Jackson, 1832

Feb. 1, 2021

Jackson, 1832

Builder: Washington Navy Yard

Commissioned: 1832

Decommissioned: sold 18 October 1865

Length: 73' 4"

Navigation Draft: 9' 7" (maximum)

Beam: 20' 6"

Displacement: 112 tons

Propulsion: topsail schooner

Maximum Speed: NA

Complement: 20-24

Armament: Much variation, typical was four 6-9 pdrs.

Cutter History:

The Jackson was one of the 13 cutters of the Morris-Taney Class.  These cutters were the backbone of the Service for more than a decade Samuel Humphreys designed these cutters for roles as diverse as fighting pirates, privateers, combating smugglers and operating with naval forces.  He designed the vessels on a naval schooner concept.  They had Baltimore Clipper lines. The vessels built by Webb and Allen, designed by Isaac Webb, resembled Humphreys' but had one less port.

The Jackson's first duty was to enforce the 1828 Tariff Law during the Nullification Crisis in Charleston, SC.  On 25 November 1834 she sailed for the Chesapeake Bay and until April 1836 sailed along the coast on inspection duty for the Revenue Service and to inspect lighthouses. From May 1836 through June 1838, she performed duty on the west coast of Florida during the Seminole War.  Between 1838 and the Civil War she performed customs duties at Baltimore, MD, Mobile, AL, New Orleans, LA, Newport, RI, and Eastport, ME.  During the Civil War, Jackson served in Baltimore and was sold on 31 October 1865.


Donald Canney.  U.S. Coast Guard and Revenue Cutters, 1790-1935.  Annapolis, MD: Naval Institute Press, 1995.

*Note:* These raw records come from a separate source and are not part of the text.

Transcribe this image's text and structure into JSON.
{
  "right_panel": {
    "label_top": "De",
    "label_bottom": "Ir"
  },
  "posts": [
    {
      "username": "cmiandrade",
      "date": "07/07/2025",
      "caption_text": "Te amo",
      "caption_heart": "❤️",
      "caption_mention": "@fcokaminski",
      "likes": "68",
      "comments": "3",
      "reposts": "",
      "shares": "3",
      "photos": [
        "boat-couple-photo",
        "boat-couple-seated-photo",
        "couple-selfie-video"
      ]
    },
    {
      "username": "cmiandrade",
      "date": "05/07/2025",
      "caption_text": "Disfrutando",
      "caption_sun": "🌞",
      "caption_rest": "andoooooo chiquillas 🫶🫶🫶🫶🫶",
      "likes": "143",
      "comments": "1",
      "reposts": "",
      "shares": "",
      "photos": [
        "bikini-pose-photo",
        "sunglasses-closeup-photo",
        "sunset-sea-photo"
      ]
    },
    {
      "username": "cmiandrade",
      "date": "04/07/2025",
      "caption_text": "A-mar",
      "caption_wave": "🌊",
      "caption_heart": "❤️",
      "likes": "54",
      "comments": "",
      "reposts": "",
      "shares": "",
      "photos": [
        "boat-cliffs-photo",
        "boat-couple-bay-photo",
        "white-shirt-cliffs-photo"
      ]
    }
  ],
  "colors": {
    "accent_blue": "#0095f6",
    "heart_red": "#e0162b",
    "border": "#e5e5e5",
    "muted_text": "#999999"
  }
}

U.S. Coast Guard.  Record of Movements: Vessels of the United States Coast Guard: 1790 - December 31, 1933.  Washington, DC: U.S. Government Printing Office, 1934; 1989 (reprint).